# WHAT THE TASK ASKS
Are you able to retype all the records below exactly?

******************************

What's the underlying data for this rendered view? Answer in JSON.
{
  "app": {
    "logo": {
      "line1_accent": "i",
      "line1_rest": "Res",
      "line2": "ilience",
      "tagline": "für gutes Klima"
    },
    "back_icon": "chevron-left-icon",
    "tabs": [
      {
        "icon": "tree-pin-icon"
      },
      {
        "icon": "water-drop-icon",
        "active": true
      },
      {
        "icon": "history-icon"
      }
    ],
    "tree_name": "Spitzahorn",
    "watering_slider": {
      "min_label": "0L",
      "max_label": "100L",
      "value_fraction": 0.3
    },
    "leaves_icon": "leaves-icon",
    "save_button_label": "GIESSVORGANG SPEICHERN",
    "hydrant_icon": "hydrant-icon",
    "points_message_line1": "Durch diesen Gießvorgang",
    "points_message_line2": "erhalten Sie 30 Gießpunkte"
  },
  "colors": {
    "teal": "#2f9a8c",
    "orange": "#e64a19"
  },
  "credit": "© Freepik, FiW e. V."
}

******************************

# TASK RESPONSE
What's the underlying data for this rendered view? Answer in JSON.
{
  "app": {
    "logo": {
      "line1_accent": "i",
      "line1_rest": "Res",
      "line2": "ilience",
      "tagline": "für gutes Klima"
    },
    "back_icon": "chevron-left-icon",
    "tabs": [
      {
        "icon": "tree-pin-icon"
      },
      {
        "icon": "water-drop-icon",
        "active": true
      },
      {
        "icon": "history-icon"
      }
    ],
    "tree_name": "Spitzahorn",
    "watering_slider": {
      "min_label": "0L",
      "max_label": "100L",
      "value_fraction": 0.3
    },
    "leaves_icon": "leaves-icon",
    "save_button_label": "GIESSVORGANG SPEICHERN",
    "hydrant_icon": "hydrant-icon",
    "points_message_line1": "Durch diesen Gießvorgang",
    "points_message_line2": "erhalten Sie 30 Gießpunkte"
  },
  "colors": {
    "teal": "#2f9a8c",
    "orange": "#e64a19"
  },
  "credit": "© Freepik, FiW e. V."
}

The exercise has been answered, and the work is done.